Your goal: Copy each line of the following material that has the string "this".
BEGIN
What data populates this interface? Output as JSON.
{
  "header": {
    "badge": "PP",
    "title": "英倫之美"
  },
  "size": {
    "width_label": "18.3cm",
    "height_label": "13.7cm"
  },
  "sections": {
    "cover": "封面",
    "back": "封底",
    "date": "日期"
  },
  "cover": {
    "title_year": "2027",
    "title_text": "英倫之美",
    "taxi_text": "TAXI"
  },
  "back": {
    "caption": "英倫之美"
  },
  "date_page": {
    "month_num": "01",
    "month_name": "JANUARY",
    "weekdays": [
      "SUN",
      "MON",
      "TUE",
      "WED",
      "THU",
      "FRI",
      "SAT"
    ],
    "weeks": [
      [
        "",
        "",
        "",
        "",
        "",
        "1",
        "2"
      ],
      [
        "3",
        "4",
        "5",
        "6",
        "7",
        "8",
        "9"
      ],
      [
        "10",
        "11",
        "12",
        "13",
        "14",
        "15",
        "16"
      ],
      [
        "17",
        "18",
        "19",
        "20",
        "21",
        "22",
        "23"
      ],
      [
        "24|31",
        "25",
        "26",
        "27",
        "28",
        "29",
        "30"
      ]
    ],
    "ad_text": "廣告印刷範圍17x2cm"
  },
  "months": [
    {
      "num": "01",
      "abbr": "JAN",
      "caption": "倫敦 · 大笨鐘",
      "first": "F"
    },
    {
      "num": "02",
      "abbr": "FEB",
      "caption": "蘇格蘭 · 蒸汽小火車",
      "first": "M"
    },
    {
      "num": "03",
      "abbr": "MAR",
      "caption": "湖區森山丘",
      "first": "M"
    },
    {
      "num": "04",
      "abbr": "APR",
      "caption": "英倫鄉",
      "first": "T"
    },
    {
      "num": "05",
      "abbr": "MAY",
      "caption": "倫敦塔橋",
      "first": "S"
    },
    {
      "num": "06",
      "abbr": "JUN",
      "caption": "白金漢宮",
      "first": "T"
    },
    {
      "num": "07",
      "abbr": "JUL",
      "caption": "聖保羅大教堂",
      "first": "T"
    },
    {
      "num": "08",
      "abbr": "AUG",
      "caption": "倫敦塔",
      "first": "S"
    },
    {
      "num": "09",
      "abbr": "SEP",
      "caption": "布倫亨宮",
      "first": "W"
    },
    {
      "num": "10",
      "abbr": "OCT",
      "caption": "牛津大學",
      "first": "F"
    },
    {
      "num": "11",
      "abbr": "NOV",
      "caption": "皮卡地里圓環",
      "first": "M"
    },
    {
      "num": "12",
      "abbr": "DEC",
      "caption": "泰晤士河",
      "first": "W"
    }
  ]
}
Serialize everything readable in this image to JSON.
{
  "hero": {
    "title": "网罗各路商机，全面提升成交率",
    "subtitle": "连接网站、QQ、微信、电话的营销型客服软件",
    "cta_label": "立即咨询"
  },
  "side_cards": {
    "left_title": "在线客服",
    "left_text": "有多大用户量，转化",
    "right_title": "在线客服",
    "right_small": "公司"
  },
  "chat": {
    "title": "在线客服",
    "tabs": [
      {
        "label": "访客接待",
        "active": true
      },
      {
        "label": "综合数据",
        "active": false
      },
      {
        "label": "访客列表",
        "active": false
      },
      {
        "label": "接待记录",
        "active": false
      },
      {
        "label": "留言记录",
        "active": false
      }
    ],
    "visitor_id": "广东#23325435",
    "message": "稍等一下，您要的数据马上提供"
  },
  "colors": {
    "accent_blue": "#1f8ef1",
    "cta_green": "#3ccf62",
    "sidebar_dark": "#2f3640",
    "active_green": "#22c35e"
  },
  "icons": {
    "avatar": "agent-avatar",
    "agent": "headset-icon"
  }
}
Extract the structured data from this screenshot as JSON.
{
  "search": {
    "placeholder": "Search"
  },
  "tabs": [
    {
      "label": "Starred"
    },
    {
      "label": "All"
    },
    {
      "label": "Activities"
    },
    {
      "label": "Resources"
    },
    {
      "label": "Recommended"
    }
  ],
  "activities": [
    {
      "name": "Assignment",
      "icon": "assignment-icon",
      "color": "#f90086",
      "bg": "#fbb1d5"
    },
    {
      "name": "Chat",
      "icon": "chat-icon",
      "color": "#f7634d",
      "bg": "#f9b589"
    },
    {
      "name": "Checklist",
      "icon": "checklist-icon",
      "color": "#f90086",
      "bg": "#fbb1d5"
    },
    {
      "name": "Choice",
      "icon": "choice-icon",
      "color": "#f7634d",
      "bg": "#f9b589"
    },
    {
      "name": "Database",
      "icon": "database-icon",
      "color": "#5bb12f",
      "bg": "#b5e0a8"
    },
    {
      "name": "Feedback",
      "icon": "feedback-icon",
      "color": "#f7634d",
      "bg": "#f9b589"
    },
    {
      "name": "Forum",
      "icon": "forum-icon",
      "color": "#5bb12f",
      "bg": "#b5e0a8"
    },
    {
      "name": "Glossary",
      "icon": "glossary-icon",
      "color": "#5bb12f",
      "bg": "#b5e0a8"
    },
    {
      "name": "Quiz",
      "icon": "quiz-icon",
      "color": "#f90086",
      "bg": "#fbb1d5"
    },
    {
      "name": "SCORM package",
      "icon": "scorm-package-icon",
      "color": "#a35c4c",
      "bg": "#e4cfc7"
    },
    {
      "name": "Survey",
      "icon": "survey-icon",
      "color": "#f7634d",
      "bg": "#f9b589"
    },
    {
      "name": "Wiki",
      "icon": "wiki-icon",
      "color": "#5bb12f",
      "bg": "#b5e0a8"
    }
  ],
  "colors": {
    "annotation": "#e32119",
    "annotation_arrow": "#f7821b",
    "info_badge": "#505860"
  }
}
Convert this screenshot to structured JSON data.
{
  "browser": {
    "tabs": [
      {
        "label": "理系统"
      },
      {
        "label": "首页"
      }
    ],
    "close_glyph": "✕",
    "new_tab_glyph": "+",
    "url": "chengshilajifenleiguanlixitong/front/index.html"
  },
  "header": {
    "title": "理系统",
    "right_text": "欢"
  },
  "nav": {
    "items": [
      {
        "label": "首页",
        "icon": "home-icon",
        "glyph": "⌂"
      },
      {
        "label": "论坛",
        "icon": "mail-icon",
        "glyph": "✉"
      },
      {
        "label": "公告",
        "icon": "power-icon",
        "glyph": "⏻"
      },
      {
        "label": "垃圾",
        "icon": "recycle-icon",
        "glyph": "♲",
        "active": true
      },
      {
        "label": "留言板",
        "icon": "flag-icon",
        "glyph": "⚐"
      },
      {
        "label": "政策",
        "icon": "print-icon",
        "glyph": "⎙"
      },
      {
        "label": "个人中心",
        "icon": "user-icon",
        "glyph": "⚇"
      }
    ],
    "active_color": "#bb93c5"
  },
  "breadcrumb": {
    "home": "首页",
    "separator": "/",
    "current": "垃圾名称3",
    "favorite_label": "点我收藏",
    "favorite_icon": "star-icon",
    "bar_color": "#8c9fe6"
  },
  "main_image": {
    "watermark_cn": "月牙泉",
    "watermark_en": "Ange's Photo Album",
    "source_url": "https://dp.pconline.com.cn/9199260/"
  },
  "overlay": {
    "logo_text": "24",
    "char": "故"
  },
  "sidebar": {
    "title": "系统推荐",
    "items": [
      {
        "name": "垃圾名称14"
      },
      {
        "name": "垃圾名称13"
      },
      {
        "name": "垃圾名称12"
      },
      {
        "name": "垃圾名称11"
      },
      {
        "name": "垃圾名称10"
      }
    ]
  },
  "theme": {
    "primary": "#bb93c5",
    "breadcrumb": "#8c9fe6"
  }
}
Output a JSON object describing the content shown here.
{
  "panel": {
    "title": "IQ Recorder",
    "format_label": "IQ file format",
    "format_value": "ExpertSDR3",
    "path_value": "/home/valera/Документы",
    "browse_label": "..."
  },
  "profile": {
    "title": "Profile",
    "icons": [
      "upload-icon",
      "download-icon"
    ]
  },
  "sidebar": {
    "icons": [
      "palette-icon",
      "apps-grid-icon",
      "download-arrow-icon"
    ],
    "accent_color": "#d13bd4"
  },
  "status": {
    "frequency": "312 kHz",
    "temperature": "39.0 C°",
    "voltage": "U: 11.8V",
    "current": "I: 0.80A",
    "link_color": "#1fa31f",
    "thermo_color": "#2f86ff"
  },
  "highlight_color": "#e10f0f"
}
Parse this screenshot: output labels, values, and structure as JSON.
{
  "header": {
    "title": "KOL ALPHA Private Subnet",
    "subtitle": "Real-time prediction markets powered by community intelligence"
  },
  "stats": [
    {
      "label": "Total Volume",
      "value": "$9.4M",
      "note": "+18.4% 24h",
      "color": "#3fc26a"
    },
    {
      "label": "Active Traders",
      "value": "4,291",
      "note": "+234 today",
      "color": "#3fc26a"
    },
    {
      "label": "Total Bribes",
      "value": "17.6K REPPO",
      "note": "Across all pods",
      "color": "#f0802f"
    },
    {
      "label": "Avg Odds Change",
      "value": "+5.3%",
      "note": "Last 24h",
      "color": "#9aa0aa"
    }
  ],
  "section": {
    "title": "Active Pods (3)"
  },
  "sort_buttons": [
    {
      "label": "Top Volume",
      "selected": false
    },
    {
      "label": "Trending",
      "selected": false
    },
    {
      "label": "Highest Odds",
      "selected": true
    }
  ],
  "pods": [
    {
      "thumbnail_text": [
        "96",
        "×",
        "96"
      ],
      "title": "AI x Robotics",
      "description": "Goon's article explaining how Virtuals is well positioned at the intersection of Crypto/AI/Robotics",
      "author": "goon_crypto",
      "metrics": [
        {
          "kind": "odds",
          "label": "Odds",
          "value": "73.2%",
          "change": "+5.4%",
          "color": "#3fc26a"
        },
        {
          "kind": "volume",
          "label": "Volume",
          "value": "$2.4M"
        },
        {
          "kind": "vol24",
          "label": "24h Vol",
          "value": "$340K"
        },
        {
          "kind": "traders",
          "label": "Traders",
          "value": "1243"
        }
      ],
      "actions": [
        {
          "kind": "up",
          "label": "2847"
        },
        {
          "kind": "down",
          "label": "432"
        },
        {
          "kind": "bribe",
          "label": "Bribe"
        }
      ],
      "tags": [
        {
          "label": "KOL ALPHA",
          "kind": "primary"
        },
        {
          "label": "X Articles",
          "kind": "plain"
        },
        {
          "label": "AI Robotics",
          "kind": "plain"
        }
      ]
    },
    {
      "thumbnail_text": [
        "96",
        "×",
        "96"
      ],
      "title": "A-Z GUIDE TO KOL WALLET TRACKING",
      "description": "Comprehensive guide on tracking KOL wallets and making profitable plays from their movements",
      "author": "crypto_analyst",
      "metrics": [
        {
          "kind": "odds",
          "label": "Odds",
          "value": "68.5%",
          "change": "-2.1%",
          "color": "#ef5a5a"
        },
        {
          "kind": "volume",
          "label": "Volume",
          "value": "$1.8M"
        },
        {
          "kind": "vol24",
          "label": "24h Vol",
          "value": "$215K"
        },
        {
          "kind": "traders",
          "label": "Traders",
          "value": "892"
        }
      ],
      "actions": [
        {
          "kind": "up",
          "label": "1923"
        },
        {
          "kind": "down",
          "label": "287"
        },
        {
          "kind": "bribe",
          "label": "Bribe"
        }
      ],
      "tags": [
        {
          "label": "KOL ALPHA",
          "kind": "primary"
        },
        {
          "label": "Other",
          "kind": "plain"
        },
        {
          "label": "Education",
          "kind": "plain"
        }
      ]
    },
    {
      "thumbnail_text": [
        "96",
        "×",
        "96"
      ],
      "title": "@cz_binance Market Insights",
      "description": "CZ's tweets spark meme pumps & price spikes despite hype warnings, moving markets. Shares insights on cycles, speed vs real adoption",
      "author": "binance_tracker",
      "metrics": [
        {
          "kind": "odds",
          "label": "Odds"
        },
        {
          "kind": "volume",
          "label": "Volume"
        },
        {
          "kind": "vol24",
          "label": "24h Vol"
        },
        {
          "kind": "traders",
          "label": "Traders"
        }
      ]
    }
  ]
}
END
Written response:
What data populates this interface? Output as JSON.
Serialize everything readable in this image to JSON.
Extract the structured data from this screenshot as JSON.
Convert this screenshot to structured JSON data.
Parse this screenshot: output labels, values, and structure as JSON.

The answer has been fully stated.